By Staff | Mar 9, 2015

The Jefferson County Board of Education has won a temporary restraining order against the Jefferson County Commission enacting new, reduced impact fees on Monday, according to Scott Sudduth, president of the BOE.

“We filed a petition (Friday) and we just received word that we were awarded a temporary restraining order and a hearing was set for March 9, when the commission and we will present our cases,” Sudduth said in a telephone interview Friday.

Circuit Court Judge John Yoder issued the order and set the hearing date.

During a board meeting Thursday evening, members voted unanimously to file an action in circuit court to delay the effective date of the recommended impact fee rates, Sudduth said.

Last week, Jefferson County Commissioners voted 3-2 to lower impact fees on residential properties by 30 percent above reductions recommended by a consultant.

Commissioners Walt Pellish made the motion to reduce the impact fees by 30 percent.
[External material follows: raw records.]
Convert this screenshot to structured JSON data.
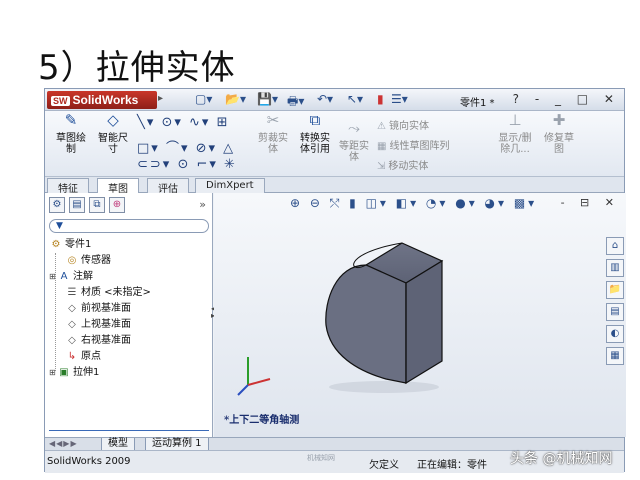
{
  "slide": {
    "title": "5）拉伸实体"
  },
  "app": {
    "name": "SolidWorks",
    "document_title": "零件1 *",
    "window_buttons": "? - _ □ ✕"
  },
  "ribbon": {
    "sketch": "草图绘\n制",
    "smart_dim": "智能尺\n寸",
    "trim": "剪裁实\n体",
    "convert": "转换实\n体引用",
    "offset": "等距实\n体",
    "mirror": "镜向实体",
    "linear_pattern": "线性草图阵列",
    "move": "移动实体",
    "display_delete": "显示/删\n除几...",
    "repair": "修复草\n图"
  },
  "tabs": [
    {
      "label": "特征"
    },
    {
      "label": "草图"
    },
    {
      "label": "评估"
    },
    {
      "label": "DimXpert"
    }
  ],
  "tree": {
    "root": "零件1",
    "items": [
      {
        "label": "传感器",
        "icon": "sensor-icon"
      },
      {
        "label": "注解",
        "icon": "annotation-icon"
      },
      {
        "label": "材质 <未指定>",
        "icon": "material-icon"
      },
      {
        "label": "前视基准面",
        "icon": "plane-icon"
      },
      {
        "label": "上视基准面",
        "icon": "plane-icon"
      },
      {
        "label": "右视基准面",
        "icon": "plane-icon"
      },
      {
        "label": "原点",
        "icon": "origin-icon"
      },
      {
        "label": "拉伸1",
        "icon": "extrude-icon"
      }
    ]
  },
  "viewport": {
    "view_label": "*上下二等角轴测"
  },
  "bottom_tabs": [
    {
      "label": "模型"
    },
    {
      "label": "运动算例 1"
    }
  ],
  "status": {
    "version": "SolidWorks 2009",
    "underdefined": "欠定义",
    "editing": "正在编辑：零件",
    "faint_mark": "机械知网"
  },
  "watermark": {
    "text": "头条 @机械知网"
  }
}
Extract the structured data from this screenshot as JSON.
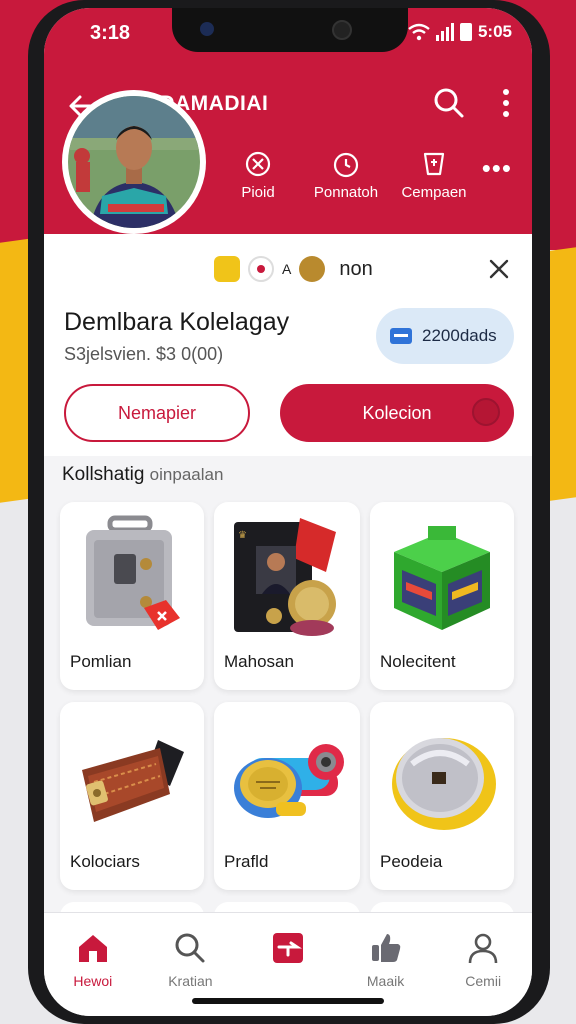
{
  "status_bar": {
    "time": "3:18",
    "battery_text": "5:05"
  },
  "header": {
    "title": "ANDAMADIAI"
  },
  "actions": [
    {
      "label": "Pioid",
      "icon": "target-icon"
    },
    {
      "label": "Ponnatoh",
      "icon": "timer-icon"
    },
    {
      "label": "Cempaen",
      "icon": "tag-icon"
    }
  ],
  "profile": {
    "badge_text": "non",
    "name": "Demlbara Kolelagay",
    "subtitle": "S3jelsvien.  $3 0(00)",
    "points": "2200dads",
    "secondary_button": "Nemapier",
    "primary_button": "Kolecion"
  },
  "section": {
    "title": "Kollshatig",
    "subtitle": "oinpaalan"
  },
  "items": [
    {
      "label": "Pomlian",
      "icon": "toolbox-icon"
    },
    {
      "label": "Mahosan",
      "icon": "card-pack-icon"
    },
    {
      "label": "Nolecitent",
      "icon": "crate-icon"
    },
    {
      "label": "Kolociars",
      "icon": "leather-case-icon"
    },
    {
      "label": "Prafld",
      "icon": "coin-stack-icon"
    },
    {
      "label": "Peodeia",
      "icon": "gold-coin-icon"
    }
  ],
  "bottom_nav": [
    {
      "label": "Hewoi",
      "icon": "home-icon",
      "active": true
    },
    {
      "label": "Kratian",
      "icon": "search-icon"
    },
    {
      "label": "",
      "icon": "ticket-icon"
    },
    {
      "label": "Maaik",
      "icon": "thumbs-up-icon"
    },
    {
      "label": "Cemii",
      "icon": "person-icon"
    }
  ],
  "colors": {
    "brand": "#c8193c",
    "accent": "#f3b814",
    "chip": "#dbe9f7"
  }
}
Commission President Patsy Noland and Commissioner Eric Bell joined Pellish in voting for the 30 percent reduction.

Commissioners Dale Manuel and Jane Tabb voted no.

The consulting firm of Tischler Bice had studied the county’s impact fees and recommended reducing them based on what the cost of land is to build different schools – elementary, middle and high schools – rather than the current flat-rate land value.
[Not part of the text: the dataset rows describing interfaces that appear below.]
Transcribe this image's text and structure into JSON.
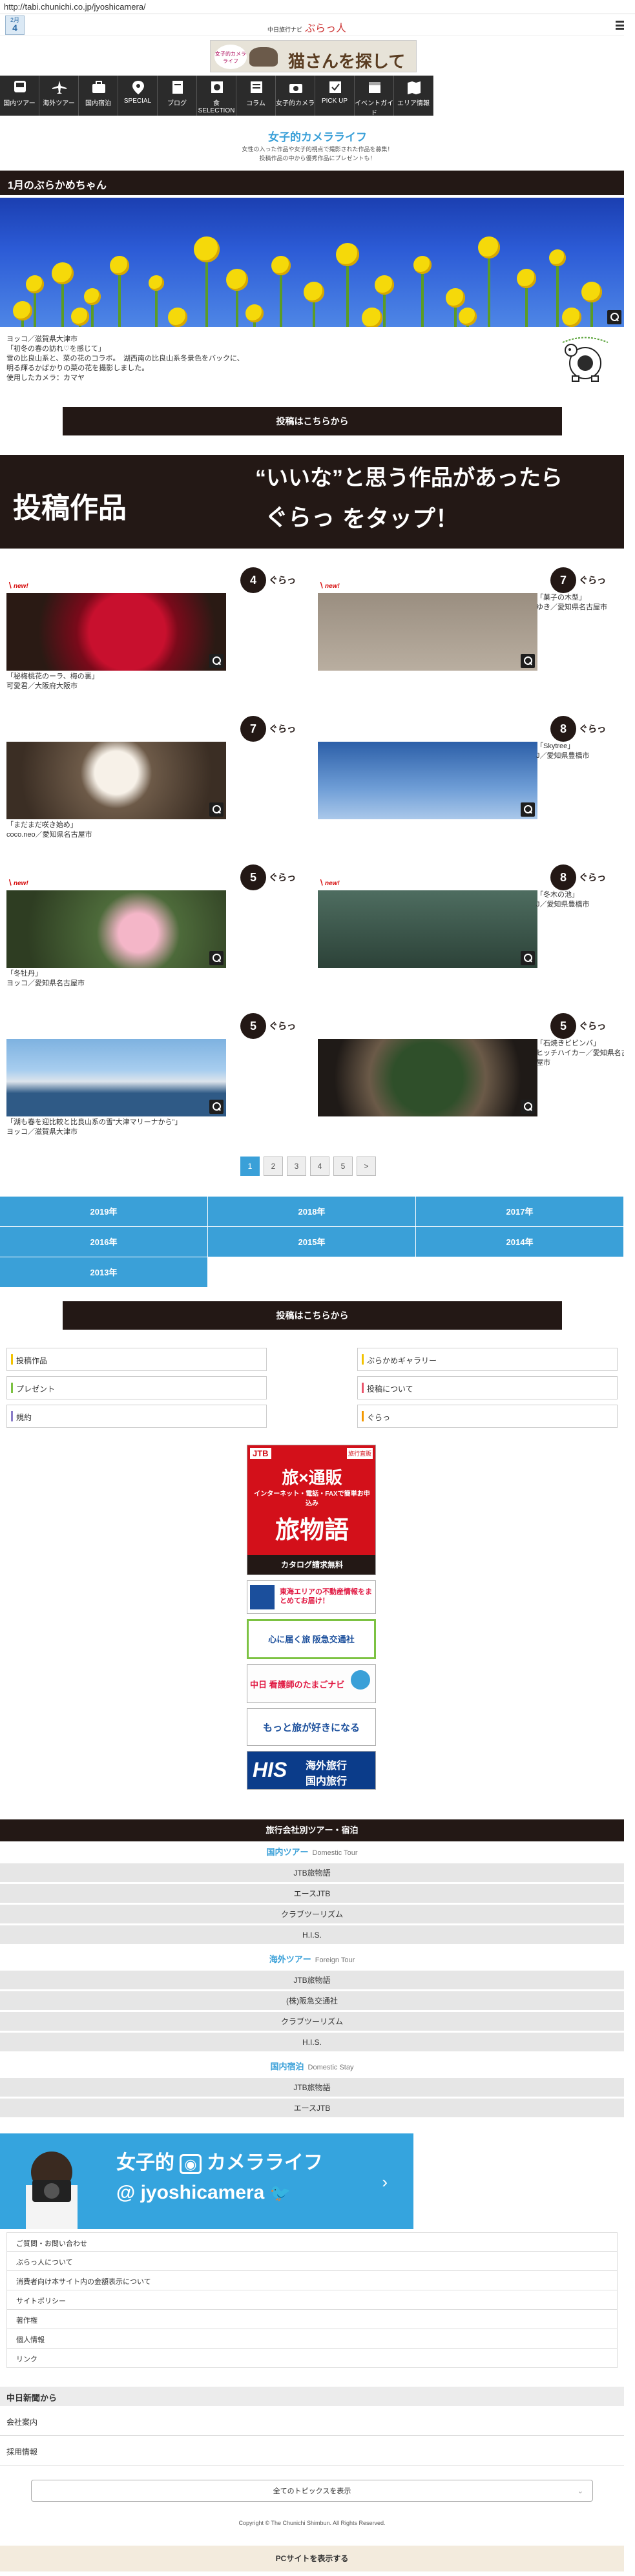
{
  "browser": {
    "url": "http://tabi.chunichi.co.jp/jyoshicamera/"
  },
  "header": {
    "date_month": "2月",
    "date_day": "4",
    "site_name": "中日旅行ナビ",
    "logo": "ぶらっ人",
    "banner_left": "女子的カメラライフ",
    "banner_main": "猫さんを探して"
  },
  "nav": [
    {
      "label": "国内ツアー",
      "icon": "bus-icon"
    },
    {
      "label": "海外ツアー",
      "icon": "airplane-icon"
    },
    {
      "label": "国内宿泊",
      "icon": "suitcase-icon"
    },
    {
      "label": "SPECIAL",
      "icon": "pin-icon"
    },
    {
      "label": "ブログ",
      "icon": "notebook-icon"
    },
    {
      "label": "食SELECTION",
      "icon": "food-icon"
    },
    {
      "label": "コラム",
      "icon": "column-icon"
    },
    {
      "label": "女子的カメラ",
      "icon": "camera-icon"
    },
    {
      "label": "PICK UP",
      "icon": "pickup-icon"
    },
    {
      "label": "イベントガイド",
      "icon": "calendar-icon"
    },
    {
      "label": "エリア情報",
      "icon": "map-icon"
    }
  ],
  "section": {
    "title": "女子的カメラライフ",
    "lead1": "女性の入った作品や女子的視点で撮影された作品を募集！",
    "lead2": "投稿作品の中から優秀作品にプレゼントも！"
  },
  "feature": {
    "heading": "1月のぶらかめちゃん",
    "caption": [
      "ヨッコ／滋賀県大津市",
      "「初冬の春の訪れ♡を感じて」",
      "雪の比良山系と、菜の花のコラボ。　湖西南の比良山系冬景色をバックに、",
      "明る輝るかばかりの菜の花を撮影しました。",
      "使用したカメラ：カマヤ"
    ]
  },
  "post_button": "投稿はこちらから",
  "promo": {
    "left": "投稿作品",
    "right_line1": "“いいな”と思う作品があったら",
    "right_logo": "ぐらっ",
    "right_line2": "をタップ！"
  },
  "posts": [
    {
      "new": "new!",
      "likes": "4",
      "title": "「秘梅桃花のーラ、梅の裏」",
      "author": "可愛君／大阪府大阪市"
    },
    {
      "new": "new!",
      "likes": "7",
      "title": "「菓子の木型」",
      "author": "ゆき／愛知県名古屋市"
    },
    {
      "new": "",
      "likes": "7",
      "title": "「まだまだ咲き始め」",
      "author": "coco.neo／愛知県名古屋市"
    },
    {
      "new": "",
      "likes": "8",
      "title": "「Skytree」",
      "author": "J／愛知県豊橋市"
    },
    {
      "new": "new!",
      "likes": "5",
      "title": "「冬牡丹」",
      "author": "ヨッコ／愛知県名古屋市"
    },
    {
      "new": "new!",
      "likes": "8",
      "title": "「冬木の池」",
      "author": "J／愛知県豊橋市"
    },
    {
      "new": "",
      "likes": "5",
      "title": "「湖も春を迎比較と比良山系の雪“大津マリーナから”」",
      "author": "ヨッコ／滋賀県大津市"
    },
    {
      "new": "",
      "likes": "5",
      "title": "「石焼きビビンバ」",
      "author": "ヒッチハイカー／愛知県名古屋市"
    }
  ],
  "pager": [
    "1",
    "2",
    "3",
    "4",
    "5",
    ">"
  ],
  "years": [
    "2019年",
    "2018年",
    "2017年",
    "2016年",
    "2015年",
    "2014年",
    "2013年"
  ],
  "links": [
    {
      "label": "投稿作品",
      "color": "#f2c200"
    },
    {
      "label": "ぶらかめギャラリー",
      "color": "#f2c200"
    },
    {
      "label": "プレゼント",
      "color": "#7cc242"
    },
    {
      "label": "投稿について",
      "color": "#e9546b"
    },
    {
      "label": "規約",
      "color": "#8a7cc8"
    },
    {
      "label": "ぐらっ",
      "color": "#f39800"
    }
  ],
  "ads": {
    "ad1_brand": "JTB",
    "ad1_tag": "旅行直販",
    "ad1_main": "旅×通販",
    "ad1_sub": "インターネット・電話・FAXで簡単お申込み",
    "ad1_name": "旅物語",
    "ad1_cta": "カタログ請求無料",
    "ad2_text": "東海エリアの不動産情報をまとめてお届け！",
    "ad3_text": "心に届く旅 阪急交通社",
    "ad4_text": "中日 看護師のたまごナビ",
    "ad5_text": "もっと旅が好きになる",
    "ad6_brand": "HIS",
    "ad6_text1": "海外旅行",
    "ad6_text2": "国内旅行"
  },
  "tours": {
    "header": "旅行会社別ツアー・宿泊",
    "domestic": {
      "title": "国内ツアー",
      "en": "Domestic Tour",
      "items": [
        "JTB旅物語",
        "エースJTB",
        "クラブツーリズム",
        "H.I.S."
      ]
    },
    "foreign": {
      "title": "海外ツアー",
      "en": "Foreign Tour",
      "items": [
        "JTB旅物語",
        "(株)阪急交通社",
        "クラブツーリズム",
        "H.I.S."
      ]
    },
    "stay": {
      "title": "国内宿泊",
      "en": "Domestic Stay",
      "items": [
        "JTB旅物語",
        "エースJTB"
      ]
    }
  },
  "instagram": {
    "line1": "女子的",
    "line1b": "カメラライフ",
    "line2": "@ jyoshicamera"
  },
  "footer_links": [
    "ご質問・お問い合わせ",
    "ぶらっ人について",
    "消費者向け本サイト内の金額表示について",
    "サイトポリシー",
    "著作権",
    "個人情報",
    "リンク"
  ],
  "chunichi": {
    "header": "中日新聞から",
    "items": [
      "会社案内",
      "採用情報"
    ]
  },
  "all_topics": "全てのトピックスを表示",
  "copyright": "Copyright © The Chunichi Shimbun. All Rights Reserved.",
  "pc_button": "PCサイトを表示する"
}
The consultant recommended new impact fees for schools of $8,143 for single-family homes, $9,172 for townhouses and duplexes, and $5,688 for multi-family apartments and condominiums.

The BOE contributed a substantial amount to help pay for the consultant’s study, Sudduth said. Reportedly, the study cost $60,000.

“The commission ignored the study,” he said. “Their decision was precipitous. There wasn’t sufficient notice or time for feedback or to review their action.”

Sudduth told The Journal in an earlier interview that the school system has invested about $100 million in new construction without having to raise taxes on current residents because of the impact fees the schools received. He said about one-third of the $100 million came directly from impact fees.

Sudduth said the school board anticipates building at least one more elementary school and one more middle school over the next three years.

During last Thursday’s commission meeting, Pellish said impact fees had done some very good things in the past.

“I support impact fees, but I think they’re out of whack,” he said. “We need growth in this county, and we’re going to get that by inviting some growth and increasing our tax rolls.”

After the meeting, Manuel said there was no rationale behind the 30 percent reduction.

“… (T)he commission chose an arbitrary and capricious number and completely ignored all the work that has already been done,” he said.